The cause of this disintegration is love. Or rather, his rejection by Isabel, the woman he loves. His redemption comes as he tells the story of his life to a young friend, Rebecca.
Like many of the characters in Carson McCullers’ classic novel The Heart is a Lonely Hunter, Rudi may be surrounded by people but he is essentially a loner. And like most of us as he progresses through the years, he’s trying to make sense of his own existence and the existence of those around him.
While the Second World War casts a shadow over the earlier part of the book, readers may be surprised – given Danny Morrison’s history – that our own more recent conflict doesn’t play a more major role in the latter sections of the story. I suspect this is because politics would have contaminated the central plank of the plot – namely that love is pretty much all we have, in all its triumphs and cruelties.
Rudi is an Everyman whose story reflects the experience of all of us. Life is hard, he seems to be telling us, but the effort is worth it.
Towards the end of the novel, he has a conversation that raises the central question asked by his historical forebear, Knulp – namely why he has not done anything of consequence in his life. The answer, of course, is that – like all of us – he has, in however small a way.
Rudi is a sad and quite emotional novel, but the moments of darkness are balanced by rays of light. Just like life itself, in fact.

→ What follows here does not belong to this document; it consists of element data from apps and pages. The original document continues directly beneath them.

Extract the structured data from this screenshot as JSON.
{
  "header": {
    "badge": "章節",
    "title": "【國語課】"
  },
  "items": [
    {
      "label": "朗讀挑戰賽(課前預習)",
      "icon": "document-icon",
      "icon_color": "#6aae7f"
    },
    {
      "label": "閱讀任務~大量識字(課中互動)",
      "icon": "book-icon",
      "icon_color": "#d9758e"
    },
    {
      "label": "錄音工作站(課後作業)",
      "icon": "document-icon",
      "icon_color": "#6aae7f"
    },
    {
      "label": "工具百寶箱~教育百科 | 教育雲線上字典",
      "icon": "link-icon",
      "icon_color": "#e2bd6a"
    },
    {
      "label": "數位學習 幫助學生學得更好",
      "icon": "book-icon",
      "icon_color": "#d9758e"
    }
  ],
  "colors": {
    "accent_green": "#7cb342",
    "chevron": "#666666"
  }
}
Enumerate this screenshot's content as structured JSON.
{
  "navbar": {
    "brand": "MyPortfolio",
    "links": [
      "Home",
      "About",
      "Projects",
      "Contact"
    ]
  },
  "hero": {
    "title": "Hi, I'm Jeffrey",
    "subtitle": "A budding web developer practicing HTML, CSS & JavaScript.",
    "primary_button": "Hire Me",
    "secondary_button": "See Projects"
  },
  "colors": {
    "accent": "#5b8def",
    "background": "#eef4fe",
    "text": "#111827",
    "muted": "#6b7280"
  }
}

The illustration above is a copy of the cover on the first version of Knulp I read over twenty years ago.